Even in its recent plan, the government has remained vague about its long-term strategy except to say that it would look at its vast coal reserves, hydroelectric power, nuclear energy and alternative sources.
“We are not deliberately holding back electricity from our people,” said Raja Pervez Ashraf, the minister for water and power. “We need to have some patience.”
The problem is, time is running out. The ministry itself estimates that demand for electricity grows 8 percent a year and will reach 36,000MW — close to twice the country’s current capacity — in 2015 and 114,000MW by 2030.
Pakistan Tehreek-e-Insaf, an opposition party chaired by the former national cricket team captain Imran Khan, sharply criticized the government’s plan, which it called a “quixotic scheme” that would do little to solve the country’s energy quagmire.
“The whole formula is based around conserving available electricity and no sound plan has been unveiled about generation of additional power,” PTI said in a statement. “Once again the hapless masses shall bear the brunt of this impracticable formula of energy conservation.”
At least when it comes to energy conservation, the government has been thorough.
Neon signs, electronic billboards, illuminations and “unnecessary” lights are banned. A second weekly holiday has been added for the public sector, and government offices may not use air conditioners before 11 a.m. All shops, except bakeries and pharmacies, may not stay open after 8 p.m., and every other streetlight will be switched off. Wedding parties, which tend to be elaborate celebrations here, will be kept under three hours.
One who is satisfied with the government’s strategy is Kashif Shabbir, the president of the Rawalpindi Chamber of Commerce and Industry. The city near the capital has been hit particularly hard by load-shedding with up to 18 hours of power cuts every day.
Shabbir acknowledged that the plan unveiled only addresses the short-term situation and that much remains to be done to secure adequate energy capacity, but he said this is a good first step toward solving the crisis.

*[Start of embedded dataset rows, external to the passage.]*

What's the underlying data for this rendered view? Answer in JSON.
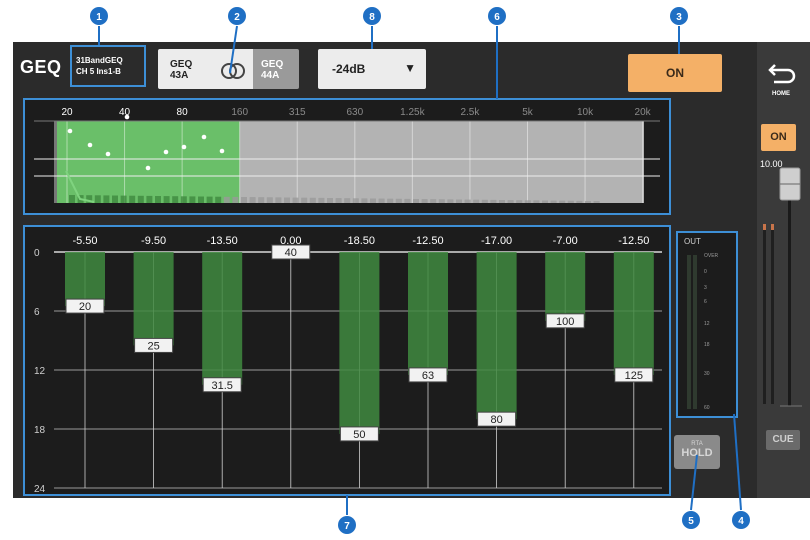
{
  "title": "GEQ",
  "channel_name": {
    "line1": "31BandGEQ",
    "line2": "CH 5 Ins1-B"
  },
  "geq_pair": {
    "a_label": "GEQ",
    "a_id": "43A",
    "b_label": "GEQ",
    "b_id": "44A"
  },
  "range_dropdown": {
    "value": "-24dB",
    "arrow": "▼"
  },
  "on_button": "ON",
  "sidebar": {
    "home_label": "HOME",
    "on_label": "ON",
    "fader_value": "10.00",
    "cue_label": "CUE"
  },
  "rta": {
    "freq_labels": [
      "20",
      "40",
      "80",
      "160",
      "315",
      "630",
      "1.25k",
      "2.5k",
      "5k",
      "10k",
      "20k"
    ],
    "active_count": 3,
    "colors": {
      "active_fill": "#6abf69",
      "inactive_fill": "#8f8f8f",
      "bg": "#b3b3b3"
    }
  },
  "eq_bands": {
    "gain_labels": [
      "-5.50",
      "-9.50",
      "-13.50",
      "0.00",
      "-18.50",
      "-12.50",
      "-17.00",
      "-7.00",
      "-12.50"
    ],
    "gains": [
      5.5,
      9.5,
      13.5,
      0.0,
      18.5,
      12.5,
      17.0,
      7.0,
      12.5
    ],
    "freq_labels": [
      "20",
      "25",
      "31.5",
      "40",
      "50",
      "63",
      "80",
      "100",
      "125"
    ],
    "y_ticks": [
      "0",
      "6",
      "12",
      "18",
      "24"
    ],
    "max_db": 24
  },
  "meter": {
    "title": "OUT",
    "scale": [
      "OVER",
      "0",
      "3",
      "6",
      "12",
      "18",
      "30",
      "60"
    ]
  },
  "rta_hold": {
    "line1": "RTA",
    "line2": "HOLD"
  },
  "callouts": [
    "1",
    "2",
    "8",
    "6",
    "3",
    "7",
    "5",
    "4"
  ],
  "colors": {
    "accent_orange": "#f4b067",
    "callout_blue": "#1f6fc4",
    "band_green": "#3f8a3f"
  }
}
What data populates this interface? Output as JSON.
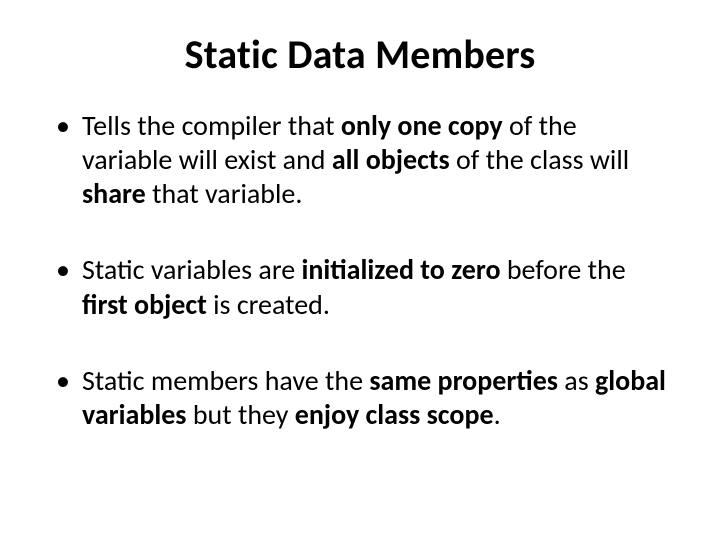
{
  "slide": {
    "title": "Static Data Members",
    "bullets": [
      {
        "segments": [
          {
            "t": "Tells the compiler that ",
            "b": false
          },
          {
            "t": "only one copy",
            "b": true
          },
          {
            "t": " of the variable will exist and ",
            "b": false
          },
          {
            "t": "all objects",
            "b": true
          },
          {
            "t": " of the class will ",
            "b": false
          },
          {
            "t": "share",
            "b": true
          },
          {
            "t": " that variable.",
            "b": false
          }
        ]
      },
      {
        "segments": [
          {
            "t": "Static variables are ",
            "b": false
          },
          {
            "t": "initialized to zero",
            "b": true
          },
          {
            "t": " before the ",
            "b": false
          },
          {
            "t": "first object",
            "b": true
          },
          {
            "t": " is created.",
            "b": false
          }
        ]
      },
      {
        "segments": [
          {
            "t": "Static members have the ",
            "b": false
          },
          {
            "t": "same properties",
            "b": true
          },
          {
            "t": " as ",
            "b": false
          },
          {
            "t": "global variables",
            "b": true
          },
          {
            "t": " but they ",
            "b": false
          },
          {
            "t": "enjoy class scope",
            "b": true
          },
          {
            "t": ".",
            "b": false
          }
        ]
      }
    ]
  }
}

“I’m being optimistic about this,” he said. “This is the only way forward.”